In this troubled economy, it may come as a surprise to hear that washing railcars and locomotives under pressure is a lucrative market. Railway companies used to do the work in-house, now most companies outsource the work to a car wash company. According to Paul Horsley, a professional power laundry consultant and president of Scotts Pressure Wash in Calgary, Alberta, Canada, this is a market that pressure wash companies should seriously consider:
“The rail industry in North America is much bigger than most people think, and just like other modes of transport, railroad companies require power washing services,” says Horsley. Statistics from the Association of American Railroads show that Canada, Mexico, and the United States have more than 1.59 million freight cars and 24,143 locomotives in service. You can bet a good number of these railcars will travel through your state on any given day moves! “”
From removing graffiti from tankers to dry sweepers to degreasing locomotives, the industry has plenty of options for any car wash company willing to put in extra efforts to build a customer base and secure contracts.

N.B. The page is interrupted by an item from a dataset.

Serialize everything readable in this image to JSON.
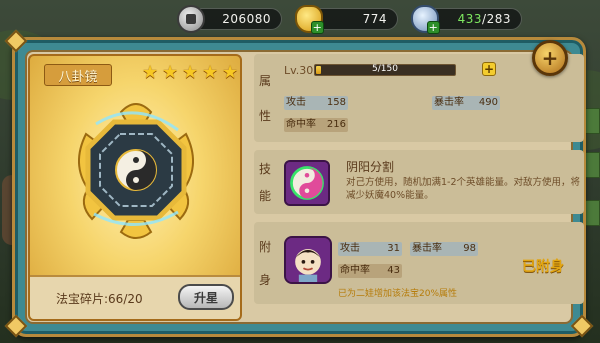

While adding the rail industry to your service list might sound intimidating, most of what you know about pressure washers can be applied to railcars. With a little additional research and some advice from a pressure washing advisor, working on the railroad is a perfectly attainable and profitable goal.
Here are some things you need to know before you prepare a bid:
The type of railcar you need to clean. Ask your customer if there are any industry or company specific regulations that you should be aware of. For example, when washing locomotives, pressure washing the disc brakes can cause corrosion, resulting in brake failure. This is a significant safety risk, and the American Association of Railroads has written guidelines that require waterproof tarpaulins to cover the brakes before washing begins.
Place. Where is the job done? Who does the land belong to? Is there a source of water available? What are the environmental requirements and where is the wastewater disposed of? Wastewater recovery requires careful planning: trucking in the water, access to an elevator to work on railcars, ensuring that all pressure washers are functional and equipped with the appropriate chemicals, and most importantly, adequate safety equipment to protect workers from chemical overspray and risk of falling.
Timeline. Horsley expects the rail industry to have tight deadlines on contracts as they need to get their railcars back into service as soon as possible. It is not unusual to have to clean an entire unit train consisting of 125 multiple units in three days. Horsley also explains the importance of visiting the website in advance:
“Although I did my due diligence and visited the rural site in advance, I never thought about how different this site would be after a period of heavy rainfall. We only had a short window of time to complete the work and because of the rain We had great difficulty getting equipment in and out of the job site – to say it was a challenge to get the job done on time and on budget would be an understatement! I’ve since learned that having one is a good idea to allow additional day to be built into the construction site to take unforeseen circumstances into account. “
After you’ve spoken to a pressure washing advisor and set up a system, you’re ready to begin cleaning the railcars. The chemicals most commonly used in cleaning railcars are sulfuric acid, ammonium bifluoride and hydrofluoric acid. The cleaning takes place in six steps:
1) Clean roof: dry wash and rinse
2) Clean the sides and undercarriage
3) Start wastewater recovery at the same time
4) Remove graffiti that may require manual scrubbing
5) Apply degreaser if necessary
6) Flush the entire unit from top to bottom, including the wheels and undercarriage
7) Repeat. To repeat. To repeat.
Splint-related cleaning options include:
– Freight wagons (pressure wash outside. Dry cleaning / steam inside.)
– Tanker (external pressure wash and graffiti removal)
– Grain bin (manual removal of dirt on the end decks and pressure washing)
– Locomotives (external pressure wash with special consideration of the engine compartment)
“Once you’ve got a system in place, it’s quick and easy,” says Horsley, who is also a longtime member of High Pressure Washers of North America (PWNA). For more information on train cleaning, please contact your local power cleaning advisor first. You can also register for a two-day workshop at PWNA at http://www.pwna.org.